Suspicions have arisen that Minister of Internal Affairs and Communications Ryota Takeda prompted a ministry bureaucrat to avoid giving clear testimony in the Japanese Diet during deliberations over a violation of foreign investment rules by broadcasting company Tohokushinsha Film Corp.
The focus of the issue is whether a person in charge at the company who became aware of the violation reported that fact to the Ministry of Internal Affairs and Communications.
An opposition legislator asked a ministry official whether such a report had been made to the ministry during a meeting of the House of Representatives Budget Committee. But before the official spoke, Takeda, who was sitting in the Cabinet minister's section, could be heard saying, "I have no recollection." The official then repeatedly responded, "I have no recollection."
Takeda maintained that he never gave any directions or orders regarding the official's testimony. But if the head of a ministry says such a thing in front of a subordinate, then it would be normal for the official to construe that as an instruction. The explanation that his comment "somehow popped out, perhaps unconsciously," fails to hold water.
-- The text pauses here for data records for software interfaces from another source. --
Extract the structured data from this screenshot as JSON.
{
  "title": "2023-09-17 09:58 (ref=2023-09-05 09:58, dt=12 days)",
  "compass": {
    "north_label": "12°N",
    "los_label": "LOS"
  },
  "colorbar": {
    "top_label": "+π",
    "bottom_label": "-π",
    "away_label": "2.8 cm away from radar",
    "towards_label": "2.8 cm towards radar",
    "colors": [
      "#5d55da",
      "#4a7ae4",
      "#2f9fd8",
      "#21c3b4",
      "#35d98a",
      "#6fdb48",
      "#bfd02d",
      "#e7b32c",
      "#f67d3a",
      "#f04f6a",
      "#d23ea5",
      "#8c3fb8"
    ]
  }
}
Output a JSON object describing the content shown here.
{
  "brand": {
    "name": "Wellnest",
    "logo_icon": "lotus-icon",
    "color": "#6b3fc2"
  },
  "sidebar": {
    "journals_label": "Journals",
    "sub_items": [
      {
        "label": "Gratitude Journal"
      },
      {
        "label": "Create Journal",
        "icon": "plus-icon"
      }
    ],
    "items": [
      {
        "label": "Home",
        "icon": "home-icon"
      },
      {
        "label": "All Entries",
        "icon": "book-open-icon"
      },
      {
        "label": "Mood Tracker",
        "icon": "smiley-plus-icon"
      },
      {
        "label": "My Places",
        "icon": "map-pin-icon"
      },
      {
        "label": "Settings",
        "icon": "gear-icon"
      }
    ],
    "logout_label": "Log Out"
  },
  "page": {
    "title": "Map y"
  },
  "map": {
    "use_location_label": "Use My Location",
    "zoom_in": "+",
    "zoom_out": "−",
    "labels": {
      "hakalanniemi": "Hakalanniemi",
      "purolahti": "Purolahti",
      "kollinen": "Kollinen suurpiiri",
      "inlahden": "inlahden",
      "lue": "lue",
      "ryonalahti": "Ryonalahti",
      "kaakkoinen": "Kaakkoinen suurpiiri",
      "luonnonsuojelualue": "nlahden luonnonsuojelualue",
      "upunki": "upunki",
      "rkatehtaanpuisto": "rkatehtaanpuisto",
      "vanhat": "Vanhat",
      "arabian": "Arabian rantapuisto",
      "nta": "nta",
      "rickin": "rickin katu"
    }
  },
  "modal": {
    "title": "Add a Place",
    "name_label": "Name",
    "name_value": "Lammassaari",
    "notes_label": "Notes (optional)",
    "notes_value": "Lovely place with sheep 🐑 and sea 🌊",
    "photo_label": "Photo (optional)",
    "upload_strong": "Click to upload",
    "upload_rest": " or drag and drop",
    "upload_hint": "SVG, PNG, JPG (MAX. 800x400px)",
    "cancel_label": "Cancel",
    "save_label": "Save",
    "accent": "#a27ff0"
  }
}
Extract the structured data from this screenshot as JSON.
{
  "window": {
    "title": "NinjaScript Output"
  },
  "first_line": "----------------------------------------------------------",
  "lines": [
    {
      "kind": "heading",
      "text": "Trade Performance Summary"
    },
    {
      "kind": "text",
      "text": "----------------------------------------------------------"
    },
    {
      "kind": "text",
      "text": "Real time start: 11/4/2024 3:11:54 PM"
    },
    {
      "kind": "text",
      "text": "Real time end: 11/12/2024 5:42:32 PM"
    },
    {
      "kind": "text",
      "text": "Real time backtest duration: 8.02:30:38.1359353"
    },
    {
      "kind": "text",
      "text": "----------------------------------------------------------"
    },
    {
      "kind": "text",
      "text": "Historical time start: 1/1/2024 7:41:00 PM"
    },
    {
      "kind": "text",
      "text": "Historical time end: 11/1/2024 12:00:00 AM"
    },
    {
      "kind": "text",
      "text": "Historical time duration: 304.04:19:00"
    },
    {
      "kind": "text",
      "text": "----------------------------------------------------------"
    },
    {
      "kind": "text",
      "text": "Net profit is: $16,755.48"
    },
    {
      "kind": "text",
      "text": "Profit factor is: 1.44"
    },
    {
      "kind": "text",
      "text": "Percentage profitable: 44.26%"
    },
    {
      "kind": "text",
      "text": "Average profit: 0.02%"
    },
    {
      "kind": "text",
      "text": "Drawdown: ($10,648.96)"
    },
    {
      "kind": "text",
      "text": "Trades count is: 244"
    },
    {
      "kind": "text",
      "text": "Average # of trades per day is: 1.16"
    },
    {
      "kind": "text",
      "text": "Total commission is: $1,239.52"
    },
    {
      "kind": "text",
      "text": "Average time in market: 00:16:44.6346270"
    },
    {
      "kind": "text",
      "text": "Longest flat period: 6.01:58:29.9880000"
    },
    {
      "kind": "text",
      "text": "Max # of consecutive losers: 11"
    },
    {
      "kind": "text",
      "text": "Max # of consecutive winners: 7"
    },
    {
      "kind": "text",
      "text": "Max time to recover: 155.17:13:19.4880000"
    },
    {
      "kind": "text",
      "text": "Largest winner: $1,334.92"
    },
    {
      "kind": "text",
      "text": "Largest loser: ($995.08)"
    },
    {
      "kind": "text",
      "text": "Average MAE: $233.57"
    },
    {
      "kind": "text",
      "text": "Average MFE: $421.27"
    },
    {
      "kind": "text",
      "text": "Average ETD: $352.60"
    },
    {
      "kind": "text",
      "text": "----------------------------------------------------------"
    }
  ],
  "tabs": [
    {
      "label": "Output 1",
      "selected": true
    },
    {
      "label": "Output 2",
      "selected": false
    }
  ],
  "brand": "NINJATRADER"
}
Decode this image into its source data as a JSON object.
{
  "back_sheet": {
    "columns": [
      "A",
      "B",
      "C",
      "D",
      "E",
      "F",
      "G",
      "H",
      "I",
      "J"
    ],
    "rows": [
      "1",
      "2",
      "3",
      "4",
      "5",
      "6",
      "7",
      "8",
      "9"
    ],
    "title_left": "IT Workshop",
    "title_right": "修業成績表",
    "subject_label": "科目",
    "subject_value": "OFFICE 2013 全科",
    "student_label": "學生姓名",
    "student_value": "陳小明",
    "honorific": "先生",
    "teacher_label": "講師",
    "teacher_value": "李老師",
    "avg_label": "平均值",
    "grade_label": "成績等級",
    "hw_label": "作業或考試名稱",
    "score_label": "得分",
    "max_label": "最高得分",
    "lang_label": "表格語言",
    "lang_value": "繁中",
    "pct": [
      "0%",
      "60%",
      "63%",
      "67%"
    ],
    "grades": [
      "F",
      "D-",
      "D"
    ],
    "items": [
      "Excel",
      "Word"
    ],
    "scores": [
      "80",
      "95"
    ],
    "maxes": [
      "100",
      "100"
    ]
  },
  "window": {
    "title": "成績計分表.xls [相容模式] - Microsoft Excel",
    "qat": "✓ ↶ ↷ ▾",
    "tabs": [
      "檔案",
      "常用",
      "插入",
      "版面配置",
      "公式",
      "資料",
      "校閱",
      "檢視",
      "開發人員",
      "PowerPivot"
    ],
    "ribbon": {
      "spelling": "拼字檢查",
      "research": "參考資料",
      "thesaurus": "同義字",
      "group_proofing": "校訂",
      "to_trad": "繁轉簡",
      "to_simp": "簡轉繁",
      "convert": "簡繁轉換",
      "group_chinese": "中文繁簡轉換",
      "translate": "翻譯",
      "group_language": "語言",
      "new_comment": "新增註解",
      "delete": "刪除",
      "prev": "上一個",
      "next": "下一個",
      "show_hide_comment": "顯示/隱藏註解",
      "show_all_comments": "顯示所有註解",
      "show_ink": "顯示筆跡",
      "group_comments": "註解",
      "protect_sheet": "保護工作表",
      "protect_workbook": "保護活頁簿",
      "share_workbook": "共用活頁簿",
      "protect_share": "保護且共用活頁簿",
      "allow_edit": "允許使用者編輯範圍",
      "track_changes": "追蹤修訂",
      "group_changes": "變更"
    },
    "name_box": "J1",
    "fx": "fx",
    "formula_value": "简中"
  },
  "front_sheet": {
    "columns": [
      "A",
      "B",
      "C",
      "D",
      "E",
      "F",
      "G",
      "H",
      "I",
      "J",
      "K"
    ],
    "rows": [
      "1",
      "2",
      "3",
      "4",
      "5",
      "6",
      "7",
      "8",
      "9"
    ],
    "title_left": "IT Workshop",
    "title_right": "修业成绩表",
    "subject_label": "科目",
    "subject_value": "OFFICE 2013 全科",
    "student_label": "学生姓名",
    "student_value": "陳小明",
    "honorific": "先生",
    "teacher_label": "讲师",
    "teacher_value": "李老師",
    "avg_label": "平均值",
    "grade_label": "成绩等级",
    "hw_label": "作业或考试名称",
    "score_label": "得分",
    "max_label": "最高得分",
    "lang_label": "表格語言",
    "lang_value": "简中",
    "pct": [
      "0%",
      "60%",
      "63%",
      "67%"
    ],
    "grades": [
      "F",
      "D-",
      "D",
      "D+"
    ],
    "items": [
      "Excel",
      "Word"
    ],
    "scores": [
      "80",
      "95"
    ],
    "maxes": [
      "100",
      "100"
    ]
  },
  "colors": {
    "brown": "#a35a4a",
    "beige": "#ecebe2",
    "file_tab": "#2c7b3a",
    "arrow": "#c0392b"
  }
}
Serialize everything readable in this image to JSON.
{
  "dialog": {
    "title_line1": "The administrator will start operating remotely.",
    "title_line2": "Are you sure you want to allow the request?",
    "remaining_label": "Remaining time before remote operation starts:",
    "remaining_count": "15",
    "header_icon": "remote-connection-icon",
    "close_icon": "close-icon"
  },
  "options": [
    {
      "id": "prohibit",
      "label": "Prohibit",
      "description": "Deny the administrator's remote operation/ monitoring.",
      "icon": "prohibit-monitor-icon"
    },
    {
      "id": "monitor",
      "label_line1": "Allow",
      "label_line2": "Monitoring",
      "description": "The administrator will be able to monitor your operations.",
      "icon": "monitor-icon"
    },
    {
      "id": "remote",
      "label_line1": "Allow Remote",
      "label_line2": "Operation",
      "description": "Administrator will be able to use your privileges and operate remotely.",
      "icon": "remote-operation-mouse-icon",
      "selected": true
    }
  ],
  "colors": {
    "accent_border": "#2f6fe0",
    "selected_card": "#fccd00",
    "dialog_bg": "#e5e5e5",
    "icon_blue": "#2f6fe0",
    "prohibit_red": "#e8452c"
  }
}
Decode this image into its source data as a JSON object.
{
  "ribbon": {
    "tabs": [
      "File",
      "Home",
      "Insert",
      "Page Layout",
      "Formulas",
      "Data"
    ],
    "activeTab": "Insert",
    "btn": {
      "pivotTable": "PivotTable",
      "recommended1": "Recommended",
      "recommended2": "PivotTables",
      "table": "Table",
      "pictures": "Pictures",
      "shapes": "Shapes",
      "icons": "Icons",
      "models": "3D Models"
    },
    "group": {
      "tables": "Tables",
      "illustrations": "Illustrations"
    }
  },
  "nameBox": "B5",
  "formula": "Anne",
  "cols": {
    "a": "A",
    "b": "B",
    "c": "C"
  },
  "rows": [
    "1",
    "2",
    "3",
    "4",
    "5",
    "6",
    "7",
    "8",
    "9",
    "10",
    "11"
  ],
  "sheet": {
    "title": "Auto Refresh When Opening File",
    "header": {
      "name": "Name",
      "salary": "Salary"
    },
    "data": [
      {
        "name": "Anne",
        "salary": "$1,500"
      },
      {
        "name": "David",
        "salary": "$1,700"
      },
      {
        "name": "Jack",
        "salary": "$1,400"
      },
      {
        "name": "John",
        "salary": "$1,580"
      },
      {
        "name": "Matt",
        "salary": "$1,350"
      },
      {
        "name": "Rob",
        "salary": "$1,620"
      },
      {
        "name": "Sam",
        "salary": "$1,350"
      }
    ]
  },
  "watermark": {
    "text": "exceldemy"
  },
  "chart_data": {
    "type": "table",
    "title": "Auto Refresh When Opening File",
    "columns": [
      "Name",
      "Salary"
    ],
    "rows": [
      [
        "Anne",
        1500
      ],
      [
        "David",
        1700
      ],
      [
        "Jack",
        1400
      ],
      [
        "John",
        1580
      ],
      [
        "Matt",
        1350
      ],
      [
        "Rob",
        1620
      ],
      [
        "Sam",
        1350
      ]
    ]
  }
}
If the company did indeed report the violation to the communications ministry, it would mean that the ministry overlooked an illegal state of affairs. The testimony from both sides on the issue is conflicting, but it can't be helped if Takeda is seen as turning his back on an investigation into the truth.
Takeda has also continued to give insincere testimony in the Diet regarding the problem of wining and dining by telecoms giant Nippon Telegraph and Telephone Corp. (NTT). On the question of whether there had been any dinner meetings with NTT's president, Takeda reiterated, "We would never join in dinner meetings that would invite the suspicion of the people," and evaded responses for a week. It was only after a report from weekly magazine Shukan Bunshun surfaced that he made a turnaround and admitted that a dinner meeting had taken place.
Ministerial rules ban actions inviting public suspicion, such as receiving entertainment from related parties. If officials were not in violation of these rules, then surely they could have acknowledged the meeting from the outset and explained it, putting an end to the matter.
The stance of not squarely responding to questions and then acknowledging the acts after reports surface only deeps public suspicions and increases distrust in politics.
In November last year, when one dinner meeting took place, NTT was proceeding to make NTT Docomo Inc. a wholly owned subsidiary, and its approach to lowering mobile phone fees was in the spotlight.
Takeda said he was invited to take part in the dinner meeting by another business figure, and that he was not aware that NTT's president was there. But it is unnatural for him to say that he joined in a meeting without being aware of who else was attending.
Takeda needs awareness that he heads an organization under suspicion. If he does not reform his stance of making light of the Diet, then he will have a hard time recovering public trust.